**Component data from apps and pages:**
════
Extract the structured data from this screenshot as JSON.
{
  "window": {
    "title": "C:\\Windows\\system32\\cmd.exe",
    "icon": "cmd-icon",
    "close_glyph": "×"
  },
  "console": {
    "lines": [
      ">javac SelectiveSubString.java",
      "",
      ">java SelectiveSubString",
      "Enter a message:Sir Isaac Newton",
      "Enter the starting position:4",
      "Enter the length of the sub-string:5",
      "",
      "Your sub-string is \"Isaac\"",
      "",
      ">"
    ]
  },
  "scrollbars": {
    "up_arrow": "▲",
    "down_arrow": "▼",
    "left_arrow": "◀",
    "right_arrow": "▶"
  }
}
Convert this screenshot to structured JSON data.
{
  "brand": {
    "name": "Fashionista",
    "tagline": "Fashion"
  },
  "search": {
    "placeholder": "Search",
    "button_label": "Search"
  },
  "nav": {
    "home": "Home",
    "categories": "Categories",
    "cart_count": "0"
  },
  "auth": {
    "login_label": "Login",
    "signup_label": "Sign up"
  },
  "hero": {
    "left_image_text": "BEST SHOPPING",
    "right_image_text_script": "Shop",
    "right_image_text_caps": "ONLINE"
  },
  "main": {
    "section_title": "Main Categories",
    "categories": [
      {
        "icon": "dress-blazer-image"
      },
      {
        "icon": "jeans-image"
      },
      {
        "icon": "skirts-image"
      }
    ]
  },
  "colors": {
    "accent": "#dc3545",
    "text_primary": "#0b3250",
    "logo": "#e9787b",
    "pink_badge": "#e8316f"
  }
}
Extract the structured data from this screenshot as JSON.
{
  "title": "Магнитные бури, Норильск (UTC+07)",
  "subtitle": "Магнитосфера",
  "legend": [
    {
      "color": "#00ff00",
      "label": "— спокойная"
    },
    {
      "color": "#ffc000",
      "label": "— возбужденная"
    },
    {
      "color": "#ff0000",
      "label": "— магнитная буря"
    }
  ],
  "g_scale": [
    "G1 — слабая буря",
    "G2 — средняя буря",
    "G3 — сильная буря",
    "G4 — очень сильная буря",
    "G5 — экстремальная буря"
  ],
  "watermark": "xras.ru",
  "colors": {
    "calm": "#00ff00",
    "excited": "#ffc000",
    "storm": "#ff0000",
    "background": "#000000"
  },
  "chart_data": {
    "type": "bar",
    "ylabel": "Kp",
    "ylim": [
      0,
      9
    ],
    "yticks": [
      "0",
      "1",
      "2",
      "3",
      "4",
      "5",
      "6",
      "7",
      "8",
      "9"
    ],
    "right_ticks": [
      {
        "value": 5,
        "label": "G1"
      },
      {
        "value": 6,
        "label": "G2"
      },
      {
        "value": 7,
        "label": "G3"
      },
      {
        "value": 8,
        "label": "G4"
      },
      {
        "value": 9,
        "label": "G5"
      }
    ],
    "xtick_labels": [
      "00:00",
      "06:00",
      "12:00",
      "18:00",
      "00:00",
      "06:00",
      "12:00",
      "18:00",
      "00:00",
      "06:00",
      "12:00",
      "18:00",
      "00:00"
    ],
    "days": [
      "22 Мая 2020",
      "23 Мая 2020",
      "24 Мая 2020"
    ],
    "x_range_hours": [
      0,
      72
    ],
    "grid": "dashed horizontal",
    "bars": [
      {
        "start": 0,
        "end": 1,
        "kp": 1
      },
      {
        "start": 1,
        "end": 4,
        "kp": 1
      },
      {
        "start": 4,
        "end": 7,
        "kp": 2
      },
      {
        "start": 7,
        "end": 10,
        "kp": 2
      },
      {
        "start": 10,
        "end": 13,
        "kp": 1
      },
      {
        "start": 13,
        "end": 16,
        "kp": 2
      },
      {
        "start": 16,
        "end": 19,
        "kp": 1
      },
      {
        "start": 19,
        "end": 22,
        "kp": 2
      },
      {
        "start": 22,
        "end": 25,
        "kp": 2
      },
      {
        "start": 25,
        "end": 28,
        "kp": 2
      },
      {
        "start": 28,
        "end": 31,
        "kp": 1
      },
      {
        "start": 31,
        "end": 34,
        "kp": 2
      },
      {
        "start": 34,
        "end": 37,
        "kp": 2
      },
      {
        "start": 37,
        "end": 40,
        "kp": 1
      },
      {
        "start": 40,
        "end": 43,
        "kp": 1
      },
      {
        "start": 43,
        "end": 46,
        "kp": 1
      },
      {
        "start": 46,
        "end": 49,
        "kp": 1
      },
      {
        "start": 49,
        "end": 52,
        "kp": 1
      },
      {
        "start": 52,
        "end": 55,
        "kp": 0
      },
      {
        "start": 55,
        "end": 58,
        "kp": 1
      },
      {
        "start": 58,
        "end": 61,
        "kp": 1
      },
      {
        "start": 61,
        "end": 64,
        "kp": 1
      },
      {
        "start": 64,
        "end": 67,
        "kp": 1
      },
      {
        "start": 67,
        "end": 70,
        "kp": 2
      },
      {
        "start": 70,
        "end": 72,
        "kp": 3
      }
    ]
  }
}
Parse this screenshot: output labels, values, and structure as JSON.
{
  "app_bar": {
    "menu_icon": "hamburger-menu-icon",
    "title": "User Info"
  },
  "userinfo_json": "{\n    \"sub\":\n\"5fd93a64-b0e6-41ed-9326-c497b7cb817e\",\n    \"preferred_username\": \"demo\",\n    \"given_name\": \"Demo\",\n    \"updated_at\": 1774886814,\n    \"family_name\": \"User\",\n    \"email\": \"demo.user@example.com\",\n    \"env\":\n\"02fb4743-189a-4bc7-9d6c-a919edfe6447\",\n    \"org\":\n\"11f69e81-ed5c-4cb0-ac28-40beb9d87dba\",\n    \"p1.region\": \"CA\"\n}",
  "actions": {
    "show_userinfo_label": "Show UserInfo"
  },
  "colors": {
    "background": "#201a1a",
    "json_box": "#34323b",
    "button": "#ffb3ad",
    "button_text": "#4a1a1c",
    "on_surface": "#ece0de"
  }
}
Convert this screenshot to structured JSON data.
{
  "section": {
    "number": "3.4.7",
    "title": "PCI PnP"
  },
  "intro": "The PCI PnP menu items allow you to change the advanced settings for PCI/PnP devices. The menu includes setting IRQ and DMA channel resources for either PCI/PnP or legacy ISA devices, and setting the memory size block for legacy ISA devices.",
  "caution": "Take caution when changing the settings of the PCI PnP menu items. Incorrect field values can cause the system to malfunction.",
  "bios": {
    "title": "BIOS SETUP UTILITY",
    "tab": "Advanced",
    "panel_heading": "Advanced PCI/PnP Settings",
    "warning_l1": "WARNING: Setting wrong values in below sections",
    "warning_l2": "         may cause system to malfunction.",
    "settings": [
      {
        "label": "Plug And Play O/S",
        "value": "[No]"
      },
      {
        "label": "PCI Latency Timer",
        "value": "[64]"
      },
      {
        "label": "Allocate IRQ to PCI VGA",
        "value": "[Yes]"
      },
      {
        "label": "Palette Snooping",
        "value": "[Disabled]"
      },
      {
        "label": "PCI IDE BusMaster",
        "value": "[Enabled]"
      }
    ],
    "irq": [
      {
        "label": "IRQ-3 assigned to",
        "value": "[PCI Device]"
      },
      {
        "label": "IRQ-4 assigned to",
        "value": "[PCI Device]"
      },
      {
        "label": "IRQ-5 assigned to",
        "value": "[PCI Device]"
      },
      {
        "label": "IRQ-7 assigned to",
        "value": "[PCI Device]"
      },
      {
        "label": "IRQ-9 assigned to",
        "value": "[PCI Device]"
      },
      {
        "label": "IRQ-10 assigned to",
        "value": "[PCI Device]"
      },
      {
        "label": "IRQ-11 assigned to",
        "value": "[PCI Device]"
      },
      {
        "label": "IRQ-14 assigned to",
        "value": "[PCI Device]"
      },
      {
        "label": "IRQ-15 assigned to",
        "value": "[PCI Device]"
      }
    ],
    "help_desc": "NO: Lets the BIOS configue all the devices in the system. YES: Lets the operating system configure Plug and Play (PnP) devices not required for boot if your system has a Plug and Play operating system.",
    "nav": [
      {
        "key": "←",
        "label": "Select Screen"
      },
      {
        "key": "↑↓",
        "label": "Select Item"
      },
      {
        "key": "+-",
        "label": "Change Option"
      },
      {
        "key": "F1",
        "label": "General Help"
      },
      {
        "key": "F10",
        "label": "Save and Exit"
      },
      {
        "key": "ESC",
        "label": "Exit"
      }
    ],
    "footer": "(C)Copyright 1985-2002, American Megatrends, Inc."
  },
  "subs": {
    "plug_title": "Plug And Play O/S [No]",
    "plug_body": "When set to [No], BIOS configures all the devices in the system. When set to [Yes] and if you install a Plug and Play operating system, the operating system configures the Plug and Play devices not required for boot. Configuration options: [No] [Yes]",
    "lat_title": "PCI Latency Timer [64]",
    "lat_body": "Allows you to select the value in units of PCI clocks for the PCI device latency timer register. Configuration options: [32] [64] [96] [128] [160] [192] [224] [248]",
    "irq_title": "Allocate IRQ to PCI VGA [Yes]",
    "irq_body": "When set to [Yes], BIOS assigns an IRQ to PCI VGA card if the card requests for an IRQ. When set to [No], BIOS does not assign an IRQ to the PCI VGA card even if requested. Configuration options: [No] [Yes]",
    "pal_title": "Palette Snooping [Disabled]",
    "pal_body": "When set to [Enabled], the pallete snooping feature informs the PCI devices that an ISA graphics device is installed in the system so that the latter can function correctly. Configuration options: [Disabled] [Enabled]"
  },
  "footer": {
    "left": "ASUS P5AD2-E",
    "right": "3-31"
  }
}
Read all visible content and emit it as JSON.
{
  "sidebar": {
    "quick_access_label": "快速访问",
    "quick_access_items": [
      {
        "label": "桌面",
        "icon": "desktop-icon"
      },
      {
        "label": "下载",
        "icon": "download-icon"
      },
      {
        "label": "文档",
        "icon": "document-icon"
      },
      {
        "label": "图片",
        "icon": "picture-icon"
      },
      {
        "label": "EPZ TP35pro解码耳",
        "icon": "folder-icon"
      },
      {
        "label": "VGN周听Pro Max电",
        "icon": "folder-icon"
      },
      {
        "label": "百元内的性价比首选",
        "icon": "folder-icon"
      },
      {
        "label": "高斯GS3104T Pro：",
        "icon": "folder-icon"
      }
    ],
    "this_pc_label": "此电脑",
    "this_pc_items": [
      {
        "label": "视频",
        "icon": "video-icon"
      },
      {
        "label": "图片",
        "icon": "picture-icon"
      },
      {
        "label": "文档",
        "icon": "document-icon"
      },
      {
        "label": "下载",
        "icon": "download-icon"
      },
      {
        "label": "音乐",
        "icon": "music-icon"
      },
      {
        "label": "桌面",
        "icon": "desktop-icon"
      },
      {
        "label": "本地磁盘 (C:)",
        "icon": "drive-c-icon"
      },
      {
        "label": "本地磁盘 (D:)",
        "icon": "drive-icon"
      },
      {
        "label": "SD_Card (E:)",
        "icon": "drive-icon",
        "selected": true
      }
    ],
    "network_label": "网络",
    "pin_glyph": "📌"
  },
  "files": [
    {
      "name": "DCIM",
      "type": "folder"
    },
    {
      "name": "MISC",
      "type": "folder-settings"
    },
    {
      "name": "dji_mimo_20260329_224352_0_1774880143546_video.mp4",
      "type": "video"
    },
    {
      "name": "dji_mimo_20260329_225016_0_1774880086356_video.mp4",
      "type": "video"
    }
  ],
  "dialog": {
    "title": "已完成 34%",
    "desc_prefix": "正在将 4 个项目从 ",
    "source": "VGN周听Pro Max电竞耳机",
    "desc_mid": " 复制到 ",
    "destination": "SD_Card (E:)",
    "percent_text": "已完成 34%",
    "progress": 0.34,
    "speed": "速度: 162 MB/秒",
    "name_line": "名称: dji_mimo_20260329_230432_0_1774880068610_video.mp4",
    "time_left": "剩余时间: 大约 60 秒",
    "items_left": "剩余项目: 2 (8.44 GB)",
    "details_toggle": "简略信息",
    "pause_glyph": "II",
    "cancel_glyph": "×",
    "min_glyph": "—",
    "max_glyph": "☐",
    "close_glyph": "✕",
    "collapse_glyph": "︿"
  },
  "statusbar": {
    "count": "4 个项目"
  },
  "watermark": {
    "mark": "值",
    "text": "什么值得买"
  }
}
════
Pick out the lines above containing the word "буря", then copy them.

**RESPONSE AREA:**
      "label": "— магнитная буря"
    "G1 — слабая буря",
    "G2 — средняя буря",
    "G3 — сильная буря",
    "G4 — очень сильная буря",
    "G5 — экстремальная буря"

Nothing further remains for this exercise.